RECORDS FOR PROCESSING:
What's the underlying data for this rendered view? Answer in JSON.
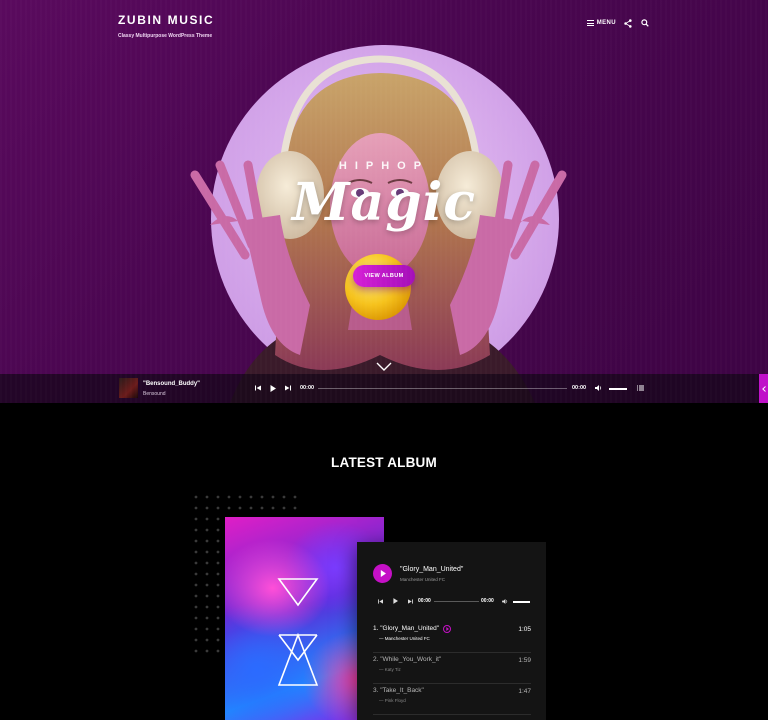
{
  "site": {
    "title": "ZUBIN MUSIC",
    "tagline": "Classy Multipurpose WordPress Theme"
  },
  "nav": {
    "menu_label": "MENU",
    "icons": [
      "hamburger-icon",
      "share-icon",
      "search-icon"
    ]
  },
  "hero": {
    "kicker": "HIPHOP",
    "headline": "Magic",
    "cta_label": "VIEW ALBUM",
    "scroll_icon": "chevron-down-icon"
  },
  "player": {
    "track_title": "\"Bensound_Buddy\"",
    "artist": "Bensound",
    "current_time": "00:00",
    "duration": "00:00",
    "progress": 0,
    "icons": [
      "skip-back-icon",
      "play-icon",
      "skip-forward-icon",
      "volume-icon",
      "playlist-icon"
    ]
  },
  "latest_album": {
    "heading": "LATEST ALBUM",
    "player": {
      "track_title": "\"Glory_Man_United\"",
      "artist": "Manchester United FC",
      "current_time": "00:00",
      "duration": "00:00"
    },
    "tracklist": [
      {
        "name": "1. \"Glory_Man_United\"",
        "artist": "— Manchester United FC",
        "duration": "1:05",
        "active": true
      },
      {
        "name": "2. \"While_You_Work_it\"",
        "artist": "— Katy Tiz",
        "duration": "1:59",
        "active": false
      },
      {
        "name": "3. \"Take_It_Back\"",
        "artist": "— Pink Floyd",
        "duration": "1:47",
        "active": false
      }
    ]
  },
  "colors": {
    "accent": "#c510c6",
    "hero_bg": "#4a0650",
    "disc": "#d4a6ea",
    "page_bg": "#000000",
    "card_bg": "#141414"
  }
}
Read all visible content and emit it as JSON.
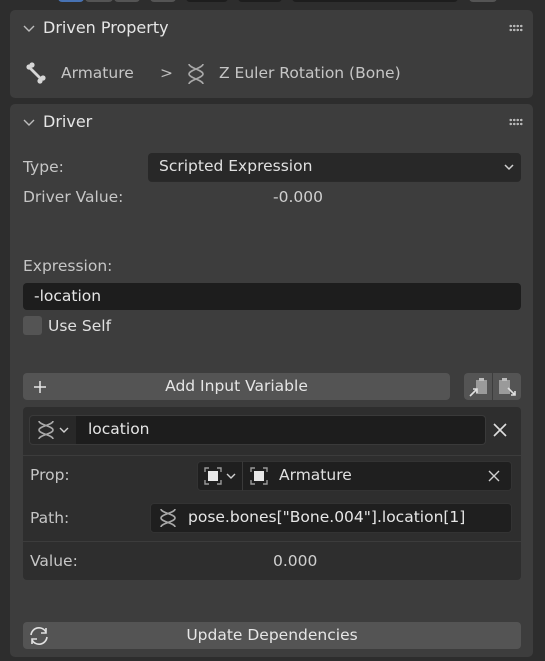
{
  "driven_property": {
    "title": "Driven Property",
    "object_name": "Armature",
    "separator": ">",
    "property_name": "Z Euler Rotation (Bone)"
  },
  "driver": {
    "title": "Driver",
    "type_label": "Type:",
    "type_value": "Scripted Expression",
    "driver_value_label": "Driver Value:",
    "driver_value": "-0.000",
    "expression_label": "Expression:",
    "expression_value": "-location",
    "use_self_label": "Use Self",
    "use_self_checked": false,
    "add_variable_label": "Add Input Variable",
    "update_dependencies_label": "Update Dependencies"
  },
  "variable": {
    "name": "location",
    "prop_label": "Prop:",
    "prop_value": "Armature",
    "path_label": "Path:",
    "path_value": "pose.bones[\"Bone.004\"].location[1]",
    "value_label": "Value:",
    "value": "0.000"
  },
  "colors": {
    "panel_bg": "#3d3d3d",
    "field_bg": "#282828",
    "text_field_bg": "#1d1d1d",
    "button_bg": "#545454",
    "accent": "#4772b3"
  }
}
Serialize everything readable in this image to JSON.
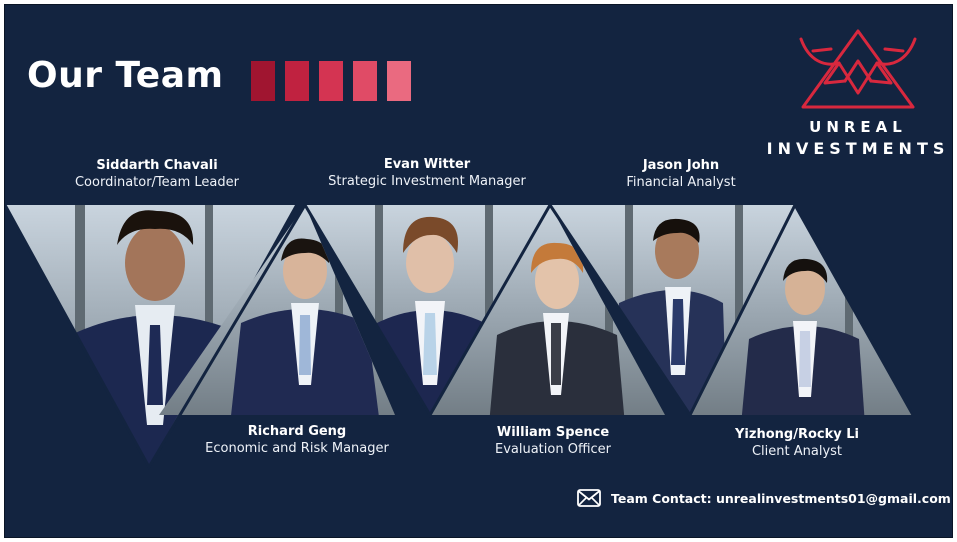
{
  "slide": {
    "title": "Our Team",
    "accent_colors": [
      "#a01530",
      "#c02240",
      "#d43452",
      "#e04b66",
      "#ea6a80"
    ],
    "background_color": "#132440"
  },
  "logo": {
    "line1": "UNREAL",
    "line2": "INVESTMENTS",
    "color": "#d8283e",
    "icon": "bull-triangle-logo"
  },
  "team": [
    {
      "name": "Siddarth Chavali",
      "role": "Coordinator/Team Leader"
    },
    {
      "name": "Evan Witter",
      "role": "Strategic Investment Manager"
    },
    {
      "name": "Jason John",
      "role": "Financial Analyst"
    },
    {
      "name": "Richard Geng",
      "role": "Economic and Risk Manager"
    },
    {
      "name": "William Spence",
      "role": "Evaluation Officer"
    },
    {
      "name": "Yizhong/Rocky Li",
      "role": "Client Analyst"
    }
  ],
  "contact": {
    "label": "Team Contact: unrealinvestments01@gmail.com",
    "icon": "mail-icon"
  }
}
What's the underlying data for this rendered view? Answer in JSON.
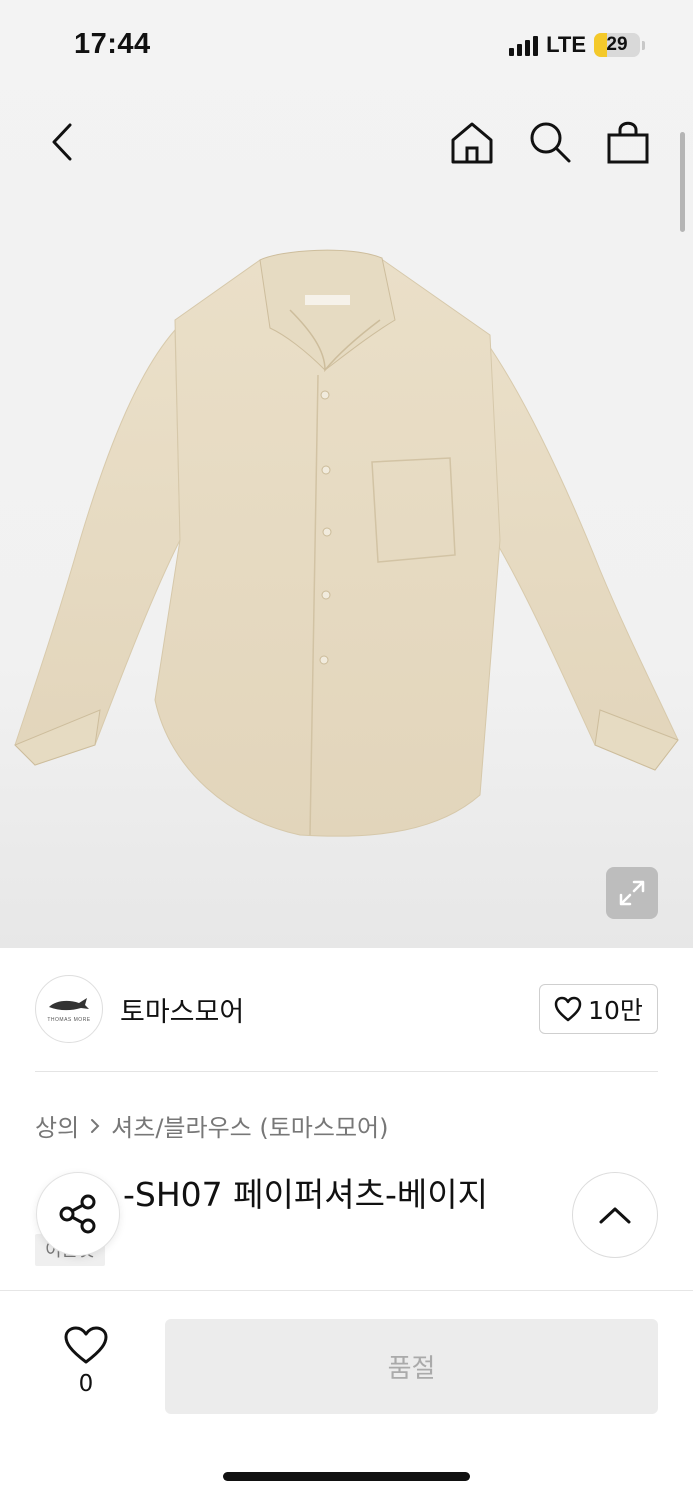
{
  "status_bar": {
    "time": "17:44",
    "network": "LTE",
    "battery": "29",
    "battery_level": 0.29
  },
  "nav": {
    "icons": [
      "back-icon",
      "home-icon",
      "search-icon",
      "shopping-bag-icon"
    ]
  },
  "product_image": {
    "alt": "Beige paper shirt",
    "shirt_color": "#e8dcc4",
    "expand_icon": "expand-icon"
  },
  "brand": {
    "name": "토마스모어",
    "logo_text": "THOMAS MORE",
    "likes": "10만"
  },
  "category": {
    "primary": "상의",
    "secondary": "셔츠/블라우스 (토마스모어)"
  },
  "product": {
    "title": "T…-SH07 페이퍼셔츠-베이지",
    "title_visible": "-SH07 페이퍼셔츠-베이지",
    "tag": "이는것"
  },
  "bottom": {
    "wish_count": "0",
    "buy_label": "품절"
  },
  "colors": {
    "accent_battery": "#f4c92a",
    "disabled_button": "#ececec",
    "text_muted": "#777777"
  }
}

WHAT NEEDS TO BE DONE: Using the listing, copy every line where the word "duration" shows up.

EXERCISE RESULT:
    "duration": "00:00",
      "duration": "00:00"
        "duration": "1:05",
        "duration": "1:59",
        "duration": "1:47",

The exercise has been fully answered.